“I really enjoyed that, getting the inside [view] of how kids are outside the classroom. Putting 50 to 60 kids on a bus can be a lot of chaos, but I really enjoyed it. It takes a special person to do it. Once the kids kind of understood that this is what I want, this is what we’re gonna do, it was a blast,” Merryman said. Merryman would soon make his way to Stamford and receive his student teaching under Brad Bevel, who was instrumental in helping Merryman obtain a position in the department. Merryman related that on the last day of his student teaching assignment, Bevel told him that an Ag teacher was leaving and wanted to speak to him about applying for the position. Although he had interviewed for at least two other schools, Merryman knew that he liked the teachers, administration and the students, making the decision easy to be at SHS.

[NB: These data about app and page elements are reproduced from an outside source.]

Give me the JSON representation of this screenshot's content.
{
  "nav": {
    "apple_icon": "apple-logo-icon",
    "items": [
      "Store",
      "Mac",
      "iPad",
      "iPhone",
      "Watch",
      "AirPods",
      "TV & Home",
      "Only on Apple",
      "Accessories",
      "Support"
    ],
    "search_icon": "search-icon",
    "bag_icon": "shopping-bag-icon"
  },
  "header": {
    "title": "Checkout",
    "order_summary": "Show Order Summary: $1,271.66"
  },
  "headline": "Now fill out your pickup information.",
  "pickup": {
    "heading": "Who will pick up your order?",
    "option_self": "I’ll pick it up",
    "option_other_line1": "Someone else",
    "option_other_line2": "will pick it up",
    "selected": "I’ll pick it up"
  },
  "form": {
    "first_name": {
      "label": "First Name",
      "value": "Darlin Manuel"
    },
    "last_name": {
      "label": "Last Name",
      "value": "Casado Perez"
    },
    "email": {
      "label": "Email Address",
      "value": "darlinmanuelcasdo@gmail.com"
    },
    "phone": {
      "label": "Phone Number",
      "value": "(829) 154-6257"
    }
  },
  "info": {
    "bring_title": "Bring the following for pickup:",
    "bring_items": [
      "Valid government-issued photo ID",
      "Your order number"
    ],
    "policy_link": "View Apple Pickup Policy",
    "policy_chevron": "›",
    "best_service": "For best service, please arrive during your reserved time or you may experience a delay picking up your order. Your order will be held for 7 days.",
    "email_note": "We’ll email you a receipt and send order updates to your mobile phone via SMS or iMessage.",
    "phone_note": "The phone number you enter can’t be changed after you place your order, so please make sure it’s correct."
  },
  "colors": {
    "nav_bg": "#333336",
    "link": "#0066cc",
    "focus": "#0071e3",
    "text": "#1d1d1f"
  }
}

When speaking about his experience as a student teacher, Merryman stated how Bevel would pull him aside and remind him that tomorrow was another day to start over, giving him pointers on how to improve each day and gradually giving him more responsibilities as the semester wore on. Even with his own classroom, Merryman continues to use the same skills he learned during his student teaching experience to help in his planning, such as using a daily schedule visible by himself and students to stay on track. While the lesson planning process can be overwhelming, Merryman shows confidence in breaking down lessons and keeping his students involved.
“I like doing bigger projects that kind of all go together. A couple of the classes, [for example], are working on resumes. Some of them don’t know anything about a resume, I think it’s a good skill to at least get them started in it,” Merryman said. When asked about how he relates to his students, Merryman stated he uses his experiences as an orientation leader for Tarleton in bringing hands-on activities into the classroom, remembering how boring it was for him as a student to sit in a desk and take notes. He resolves to bringing in team building activities and asking questions of the students in order to keep them engaged in the lesson. Although he presents himself as someone who can joke with students, Merryman maintains a mutual respect with his students, defining a clear line between student and teacher that continues beyond the classroom, building a bond of mutual respect with his students.
When asked about his proudest moment in teaching, Merryman said that when students come up to him and thanks him for teaching them something, even if it only took a little bit of time out of the day, it helps reinforce his decision to be a teacher and gives him a “rush of energy” that helps him carry on, especially when he felt like he was not getting through to a student. For his classes, a freshman class as well as three shop classes and three leadership classes which are all comprised of sophomores, juniors and seniors, Merryman hopes his students will develop good leadership skills that will affect their entire life after high school.
Mr. Rode Merryman looks forward to a good year in Stamford as he helps future Bulldog graduates achieve success.